While Android 2.2 is fairly lacking when it comes to handling multimedia, the Samsung Tab includes some TouchWiz enhancements to solve that problem. A Music Hub offers a powerful interface for browsing through large libraries of content and the Media Hub brings on-demand movie rentals and purchases directly to the tablet. There’s even support for 1080p video playback with DivX certification (XviD works too). For audio enthusiasts, the Tab can play lossless audio codecs such as FLAC. According to the official documentation, the 4,000 mAh battery will provide nearly 7 hours of video playback. The Samsung Tab comes in 16GB and 32GB capacities, but there’s also support for MicroSD expansion (32GB card max).
Browser, Social Networking, and eReader
While the iPad touts a robust HTML5 browser, it controversially lacks Adobe Flash 10.1. With Android 2.2, the Samsung Tab works with Flash-based sites, videos, and content right out of the box. The multi-touch browser even includes an RSS reader built-in. For those that enjoy reading, Samsung offers access to Newspapers, Books, and Magazines through partners such as Kobo and Zinio. And social networking addicts can interact with a news streams from a single streamlined interface. A Samsung App Store will even provide additional Tab-optimized applications to complement the thousands of apps from the Android Marketplace.
While the Apple offers document, spreadsheet, and presentation editing programs with Pages, Numbers, and Keynote, these iWorks apps cost extra. While probably not nearly as fancy or innovative, Samsung includes ThinkFree Office with the Tab. To make typing easier and faster, the Swype keyboard comes pre-loaded. For those that prefer a tactile experience, Samsung will offer a keyboard dock accessory as well. I should note that Android should also be compatible with most Bluetooth keyboards. There’s also mention of a capacitive stylus, but I don’t know if anyone would consider using it.
When I reviewed the Apple iPad earlier this year, I was very critical. While sales figures indicate success, I still stand by what was my biggest concern: the iPad was too expensive and it did too little. With the recent announcement of iOS 4.2 that brings multitasking and other features, the iPad now has a lot more to offer. Let’s not forget that many developers have also embraced the platform brining plenty of quality applications. When it comes to the Samsung Galaxy Tab, I already see some major issues.
If the Tab is more expensive than the iPad, people aren’t going to consider it even if it is a better product. The iPad has become a part of social culture and even gets mentions on TV Shows and News Stations. While Google is still working hard to solve user experience issues on Android phones, tablets will be a whole new issue. Aside from Samsung’s pre-loaded apps, most Android Marketplace downloads probably won’t work so well on a high resolution display.

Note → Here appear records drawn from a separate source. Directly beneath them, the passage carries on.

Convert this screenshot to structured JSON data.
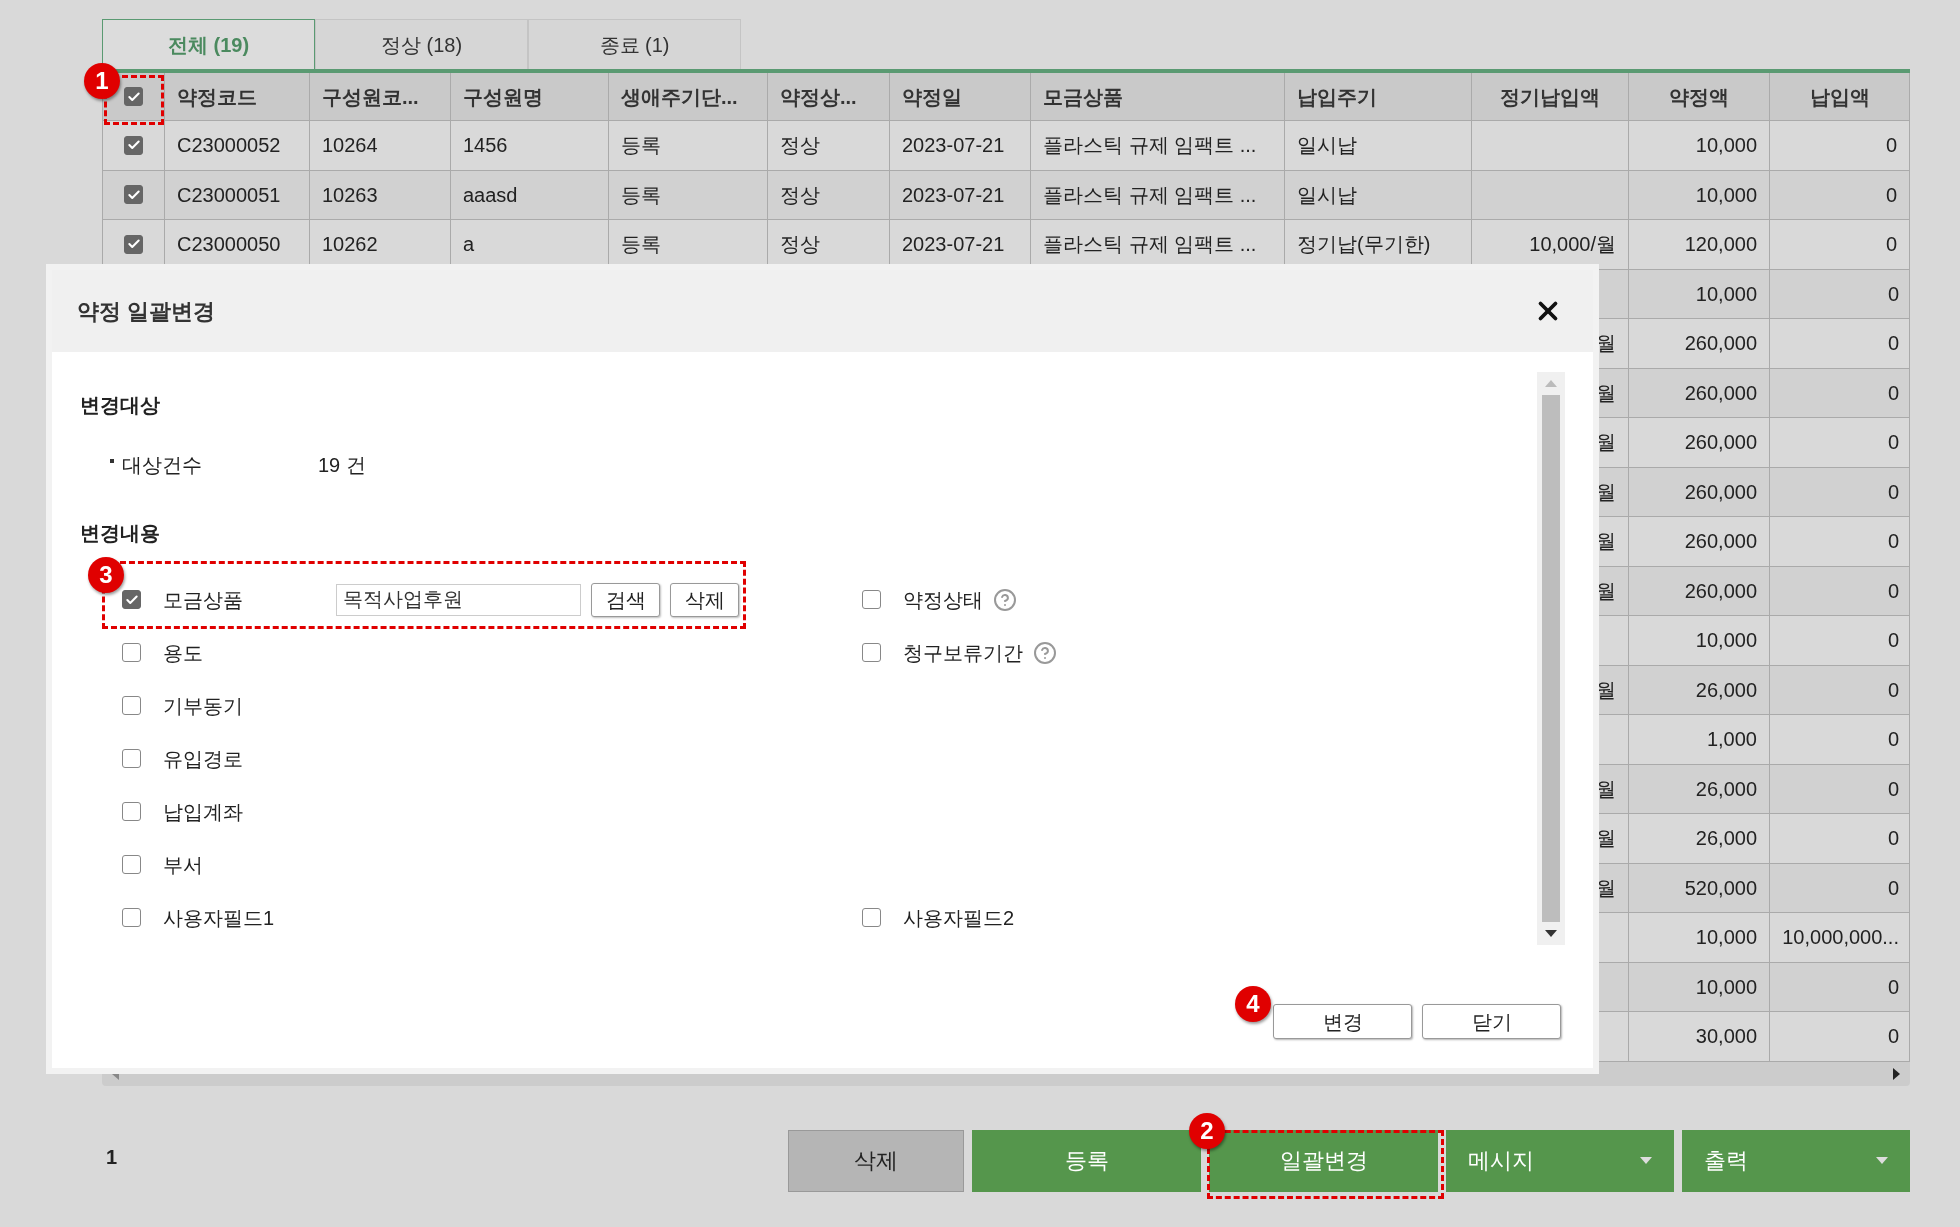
{
  "tabs": [
    {
      "label": "전체 (19)",
      "selected": true
    },
    {
      "label": "정상 (18)",
      "selected": false
    },
    {
      "label": "종료 (1)",
      "selected": false
    }
  ],
  "table": {
    "header_checked": true,
    "columns": [
      "약정코드",
      "구성원코...",
      "구성원명",
      "생애주기단...",
      "약정상...",
      "약정일",
      "모금상품",
      "납입주기",
      "정기납입액",
      "약정액",
      "납입액"
    ],
    "rows": [
      {
        "checked": true,
        "cells": [
          "C23000052",
          "10264",
          "1456",
          "등록",
          "정상",
          "2023-07-21",
          "플라스틱 규제 임팩트 ...",
          "일시납",
          "",
          "10,000",
          "0"
        ]
      },
      {
        "checked": true,
        "cells": [
          "C23000051",
          "10263",
          "aaasd",
          "등록",
          "정상",
          "2023-07-21",
          "플라스틱 규제 임팩트 ...",
          "일시납",
          "",
          "10,000",
          "0"
        ]
      },
      {
        "checked": true,
        "cells": [
          "C23000050",
          "10262",
          "a",
          "등록",
          "정상",
          "2023-07-21",
          "플라스틱 규제 임팩트 ...",
          "정기납(무기한)",
          "10,000/월",
          "120,000",
          "0"
        ]
      }
    ],
    "covered_rows": [
      {
        "regular_amount_tail": "",
        "pledge_amount": "10,000",
        "paid_amount": "0"
      },
      {
        "regular_amount_tail": "월",
        "pledge_amount": "260,000",
        "paid_amount": "0"
      },
      {
        "regular_amount_tail": "월",
        "pledge_amount": "260,000",
        "paid_amount": "0"
      },
      {
        "regular_amount_tail": "월",
        "pledge_amount": "260,000",
        "paid_amount": "0"
      },
      {
        "regular_amount_tail": "월",
        "pledge_amount": "260,000",
        "paid_amount": "0"
      },
      {
        "regular_amount_tail": "월",
        "pledge_amount": "260,000",
        "paid_amount": "0"
      },
      {
        "regular_amount_tail": "월",
        "pledge_amount": "260,000",
        "paid_amount": "0"
      },
      {
        "regular_amount_tail": "",
        "pledge_amount": "10,000",
        "paid_amount": "0"
      },
      {
        "regular_amount_tail": "월",
        "pledge_amount": "26,000",
        "paid_amount": "0"
      },
      {
        "regular_amount_tail": "",
        "pledge_amount": "1,000",
        "paid_amount": "0"
      },
      {
        "regular_amount_tail": "월",
        "pledge_amount": "26,000",
        "paid_amount": "0"
      },
      {
        "regular_amount_tail": "월",
        "pledge_amount": "26,000",
        "paid_amount": "0"
      },
      {
        "regular_amount_tail": "월",
        "pledge_amount": "520,000",
        "paid_amount": "0"
      },
      {
        "regular_amount_tail": "",
        "pledge_amount": "10,000",
        "paid_amount": "10,000,000..."
      },
      {
        "regular_amount_tail": "",
        "pledge_amount": "10,000",
        "paid_amount": "0"
      },
      {
        "regular_amount_tail": "",
        "pledge_amount": "30,000",
        "paid_amount": "0"
      }
    ]
  },
  "dialog": {
    "title": "약정 일괄변경",
    "target_heading": "변경대상",
    "target_label": "대상건수",
    "target_value": "19 건",
    "change_heading": "변경내용",
    "options": [
      {
        "left": {
          "kind": "picker",
          "label": "모금상품",
          "checked": true,
          "value": "목적사업후원",
          "buttons": [
            "검색",
            "삭제"
          ]
        },
        "right": {
          "label": "약정상태",
          "checked": false,
          "help": true
        }
      },
      {
        "left": {
          "kind": "checkbox",
          "label": "용도",
          "checked": false
        },
        "right": {
          "label": "청구보류기간",
          "checked": false,
          "help": true
        }
      },
      {
        "left": {
          "kind": "checkbox",
          "label": "기부동기",
          "checked": false
        }
      },
      {
        "left": {
          "kind": "checkbox",
          "label": "유입경로",
          "checked": false
        }
      },
      {
        "left": {
          "kind": "checkbox",
          "label": "납입계좌",
          "checked": false
        }
      },
      {
        "left": {
          "kind": "checkbox",
          "label": "부서",
          "checked": false
        }
      },
      {
        "left": {
          "kind": "checkbox",
          "label": "사용자필드1",
          "checked": false
        },
        "right": {
          "label": "사용자필드2",
          "checked": false,
          "help": false
        }
      }
    ],
    "buttons": [
      "변경",
      "닫기"
    ]
  },
  "page_number": "1",
  "actions": [
    {
      "label": "삭제",
      "kind": "gray"
    },
    {
      "label": "등록",
      "kind": "green"
    },
    {
      "label": "일괄변경",
      "kind": "green"
    },
    {
      "label": "메시지",
      "kind": "dropdown"
    },
    {
      "label": "출력",
      "kind": "dropdown"
    }
  ],
  "markers": [
    "1",
    "2",
    "3",
    "4"
  ]
}
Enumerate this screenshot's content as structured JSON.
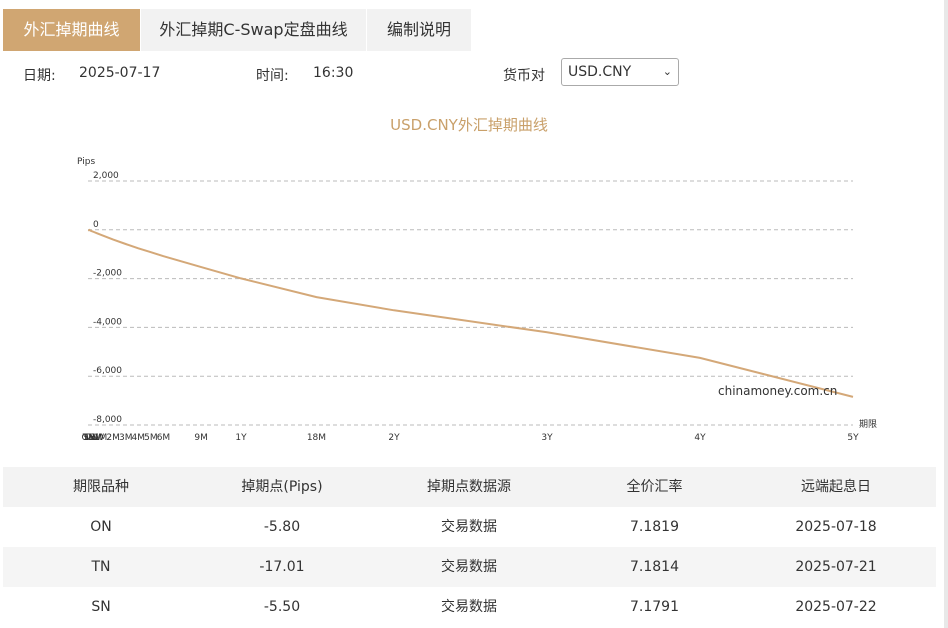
{
  "tabs": [
    {
      "label": "外汇掉期曲线",
      "active": true
    },
    {
      "label": "外汇掉期C-Swap定盘曲线",
      "active": false
    },
    {
      "label": "编制说明",
      "active": false
    }
  ],
  "filters": {
    "date_label": "日期:",
    "date_value": "2025-07-17",
    "time_label": "时间:",
    "time_value": "16:30",
    "pair_label": "货币对",
    "pair_value": "USD.CNY"
  },
  "chart_data": {
    "type": "line",
    "title": "USD.CNY外汇掉期曲线",
    "ylabel": "Pips",
    "xlabel": "期限",
    "watermark": "chinamoney.com.cn",
    "ylim": [
      -8000,
      2000
    ],
    "yticks": [
      "2,000",
      "0",
      "-2,000",
      "-4,000",
      "-6,000",
      "-8,000"
    ],
    "x_labels": [
      "ON",
      "TN",
      "SN",
      "1W",
      "2W",
      "3W",
      "1M",
      "2M",
      "3M",
      "4M",
      "5M",
      "6M",
      "9M",
      "1Y",
      "18M",
      "2Y",
      "3Y",
      "4Y",
      "5Y"
    ],
    "x_days": [
      1,
      2,
      3,
      7,
      14,
      21,
      30,
      60,
      90,
      120,
      150,
      180,
      270,
      365,
      545,
      730,
      1095,
      1460,
      1825
    ],
    "values": [
      -5.8,
      -17.01,
      -5.5,
      -40,
      -90,
      -140,
      -200,
      -400,
      -580,
      -760,
      -920,
      -1080,
      -1530,
      -1990,
      -2760,
      -3300,
      -4200,
      -5250,
      -6850
    ],
    "color": "#d4a878"
  },
  "table": {
    "headers": [
      "期限品种",
      "掉期点(Pips)",
      "掉期点数据源",
      "全价汇率",
      "远端起息日"
    ],
    "rows": [
      [
        "ON",
        "-5.80",
        "交易数据",
        "7.1819",
        "2025-07-18"
      ],
      [
        "TN",
        "-17.01",
        "交易数据",
        "7.1814",
        "2025-07-21"
      ],
      [
        "SN",
        "-5.50",
        "交易数据",
        "7.1791",
        "2025-07-22"
      ]
    ]
  }
}
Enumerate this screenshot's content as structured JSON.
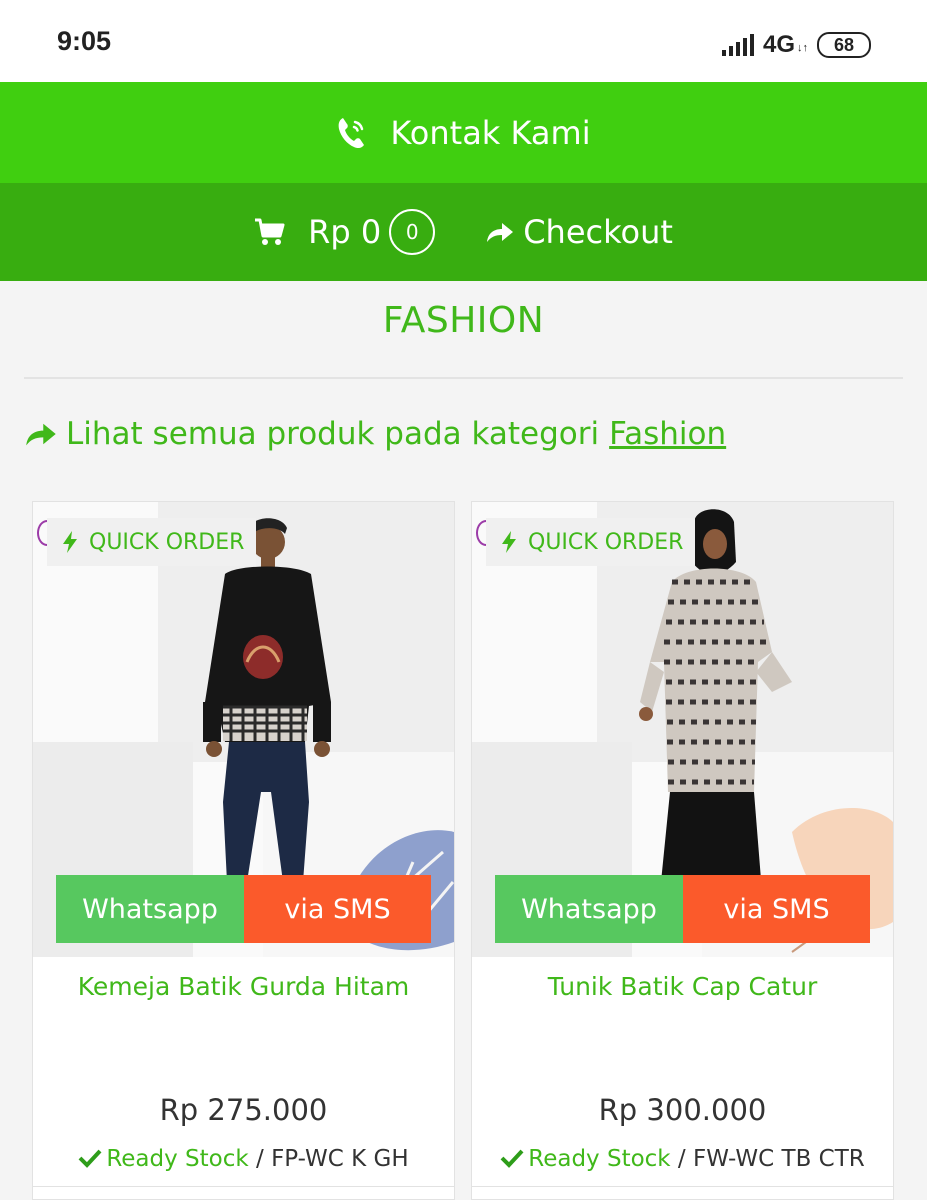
{
  "status_bar": {
    "time": "9:05",
    "network": "4G",
    "network_arrows": "↓↑",
    "battery": "68"
  },
  "header": {
    "contact_label": "Kontak Kami",
    "cart_total": "Rp 0",
    "cart_count": "0",
    "checkout_label": "Checkout"
  },
  "section": {
    "title": "FASHION",
    "see_all_text": "Lihat semua produk pada kategori",
    "see_all_link": "Fashion"
  },
  "products": [
    {
      "badge": "QUICK ORDER",
      "whatsapp_label": "Whatsapp",
      "sms_label": "via SMS",
      "name": "Kemeja Batik Gurda Hitam",
      "price": "Rp 275.000",
      "stock_label": "Ready Stock",
      "sku": " / FP-WC K GH"
    },
    {
      "badge": "QUICK ORDER",
      "whatsapp_label": "Whatsapp",
      "sms_label": "via SMS",
      "name": "Tunik Batik Cap Catur",
      "price": "Rp 300.000",
      "stock_label": "Ready Stock",
      "sku": " / FW-WC TB CTR"
    }
  ],
  "colors": {
    "contact_bar": "#40cf10",
    "cart_bar": "#38ad10",
    "accent_green": "#40b81a",
    "whatsapp": "#57c85f",
    "sms": "#fb5a2b"
  },
  "icons": [
    "phone-icon",
    "cart-icon",
    "share-arrow-icon",
    "bolt-icon",
    "check-icon"
  ]
}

But let’s keep in mind that the Galaxy Tab already offers a fast operating system with support for multitasking, cameras for video chat, and a browser that supports flash content giving it a good head start. However, it will be hard to tell whether this will sell until it hits the market. Skatter Tech will be getting our hands on a review unit as soon as we can, so stay tuned for our thoughts and a full review.
Links: Samsung Galaxy Tab